In 2014, an audit of emergency departments’ (EDs) patient charts determined that while First Nations patients with Indian Status could be identified through their status numbers, it was difficult to identify Métis people who were visiting EDs, the number admitted to hospital, their length of stay and the reasons for why they were admitted.
“Without this information it is impossible for us to track Métis patients’ use of EDs and their hospital stays,” says Dr. Caroline Tait, associate professor in the Department of Psychiatry and Lead of First Peoples, First Person Indigenous Mental Health Research Network, Canadian Depression Research and Intervention Network. “This information is critical if we want to see improvements to healthcare services for Métis people.”
The creation of a clinical intake tool for self-identification by Métis patients would be a valuable resource for the Saskatoon Health Region (SHR) and the Métis Nation of Saskatchewan (MNS) because it would provide information about the movement of Métis patients through EDs and hospital care. This would allow for a better understanding of the experiences of Métis patients and their families within the SHR, what specific gaps and barriers exist, and create an opportunity for patient-centered research, policy development and changes to health care that privileges the voices of Métis patients and their families. The MNS and the SHR recognize that before a culturally safe clinical tool can be created and applied to patient intake, a formalized agreement about the governance of potential data generated from the use of the tool is required.
As a result, an interdisciplinary team of researchers from the University of Saskatchewan, health representatives from the Métis Nation of Saskatchewan, health and policy managers from the Saskatoon Health Region and a Métis graduate student were recently awarded a SHRF Collaborative Innovation Development grant to improve research governance, health care policies and patient-oriented care delivered to Métis peoples of Saskatchewan.
“I think our health region is being very progressive,” says Dr. Tait, “particularly, Cory Neudorf, Gabe Lafond and Corey Miller. These three people really see that in order to move this project forward we need the involvement of Métis people.”
Métis people have unique health needs, and an overall gap exists between the health status of Métis people and that of the non-Métis population. The aim of the study is to develop a robust Métis-specific research governance model that can be employed for a range of research partnerships.
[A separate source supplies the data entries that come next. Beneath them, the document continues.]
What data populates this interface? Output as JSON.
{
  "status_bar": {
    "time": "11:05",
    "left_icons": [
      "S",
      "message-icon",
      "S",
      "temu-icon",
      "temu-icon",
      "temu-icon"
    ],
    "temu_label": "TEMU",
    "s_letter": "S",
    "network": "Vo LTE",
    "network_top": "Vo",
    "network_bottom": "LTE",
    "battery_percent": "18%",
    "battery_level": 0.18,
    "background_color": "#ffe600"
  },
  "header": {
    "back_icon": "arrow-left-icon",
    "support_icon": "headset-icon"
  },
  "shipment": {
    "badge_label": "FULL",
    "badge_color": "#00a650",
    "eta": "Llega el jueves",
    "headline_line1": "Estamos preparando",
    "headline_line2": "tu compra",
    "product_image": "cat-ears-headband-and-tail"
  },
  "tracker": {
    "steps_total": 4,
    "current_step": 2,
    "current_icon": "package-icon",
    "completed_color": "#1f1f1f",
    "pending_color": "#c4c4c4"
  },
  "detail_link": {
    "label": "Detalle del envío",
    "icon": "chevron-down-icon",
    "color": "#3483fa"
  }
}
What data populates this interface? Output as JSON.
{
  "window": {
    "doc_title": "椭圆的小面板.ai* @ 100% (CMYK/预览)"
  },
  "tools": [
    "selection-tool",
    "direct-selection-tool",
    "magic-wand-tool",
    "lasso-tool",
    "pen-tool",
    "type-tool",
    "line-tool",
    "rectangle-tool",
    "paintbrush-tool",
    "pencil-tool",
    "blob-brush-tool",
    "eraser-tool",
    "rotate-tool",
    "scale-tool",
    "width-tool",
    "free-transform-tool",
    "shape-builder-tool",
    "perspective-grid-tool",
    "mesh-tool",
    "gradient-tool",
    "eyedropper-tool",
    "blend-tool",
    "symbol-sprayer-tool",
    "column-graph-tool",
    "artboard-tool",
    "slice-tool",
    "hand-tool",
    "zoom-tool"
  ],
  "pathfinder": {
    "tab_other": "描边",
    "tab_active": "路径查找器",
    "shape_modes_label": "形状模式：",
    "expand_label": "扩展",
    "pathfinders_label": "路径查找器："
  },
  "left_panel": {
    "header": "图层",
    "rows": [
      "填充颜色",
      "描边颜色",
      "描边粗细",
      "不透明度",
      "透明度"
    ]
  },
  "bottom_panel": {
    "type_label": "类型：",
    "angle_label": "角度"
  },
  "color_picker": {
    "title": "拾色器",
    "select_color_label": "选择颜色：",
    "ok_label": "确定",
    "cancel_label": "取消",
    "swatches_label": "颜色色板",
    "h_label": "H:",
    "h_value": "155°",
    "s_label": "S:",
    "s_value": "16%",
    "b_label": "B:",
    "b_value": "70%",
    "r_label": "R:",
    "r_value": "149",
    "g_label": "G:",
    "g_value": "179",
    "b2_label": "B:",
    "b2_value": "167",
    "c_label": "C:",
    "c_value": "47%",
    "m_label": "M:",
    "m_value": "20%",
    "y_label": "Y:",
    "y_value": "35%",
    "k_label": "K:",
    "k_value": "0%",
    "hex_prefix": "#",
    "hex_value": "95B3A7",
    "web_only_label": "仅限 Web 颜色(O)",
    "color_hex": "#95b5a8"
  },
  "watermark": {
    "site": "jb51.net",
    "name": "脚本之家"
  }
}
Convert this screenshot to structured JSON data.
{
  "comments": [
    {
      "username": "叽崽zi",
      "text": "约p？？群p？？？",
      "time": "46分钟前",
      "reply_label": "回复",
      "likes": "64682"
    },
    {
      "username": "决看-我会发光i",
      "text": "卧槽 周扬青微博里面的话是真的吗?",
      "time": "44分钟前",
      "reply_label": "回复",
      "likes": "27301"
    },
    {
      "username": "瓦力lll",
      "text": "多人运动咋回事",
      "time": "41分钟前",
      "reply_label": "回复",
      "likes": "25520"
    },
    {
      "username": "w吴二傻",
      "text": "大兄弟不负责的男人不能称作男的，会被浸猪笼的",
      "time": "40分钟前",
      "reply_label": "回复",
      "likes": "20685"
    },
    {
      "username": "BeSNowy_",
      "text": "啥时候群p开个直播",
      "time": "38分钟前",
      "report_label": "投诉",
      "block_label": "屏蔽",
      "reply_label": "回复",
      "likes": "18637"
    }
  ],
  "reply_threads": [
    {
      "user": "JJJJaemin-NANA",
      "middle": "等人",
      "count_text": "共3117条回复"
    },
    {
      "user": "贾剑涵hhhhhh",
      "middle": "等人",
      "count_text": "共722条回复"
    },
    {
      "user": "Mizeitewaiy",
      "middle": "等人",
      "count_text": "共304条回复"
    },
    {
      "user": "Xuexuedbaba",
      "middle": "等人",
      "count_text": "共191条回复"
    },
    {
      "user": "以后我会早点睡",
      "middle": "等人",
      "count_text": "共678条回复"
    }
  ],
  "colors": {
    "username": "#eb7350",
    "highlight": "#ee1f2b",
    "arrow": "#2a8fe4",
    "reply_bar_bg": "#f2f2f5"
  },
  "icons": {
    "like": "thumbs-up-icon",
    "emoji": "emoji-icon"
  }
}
“We are drawing attention to the issue in a new way,” says Dr. Tait. “Specifically, in terms of how we can use this clinical tool to inform the healthcare system better and ensure that the governance benefits the Métis people.”
Health research for Métis people requires strong community input; and better outcomes hinge on the sustained effort and partnership between the researcher, their institution and the community.
Read more stories of collaborative teams working to better the health of Saskatchewan people in Research for Health.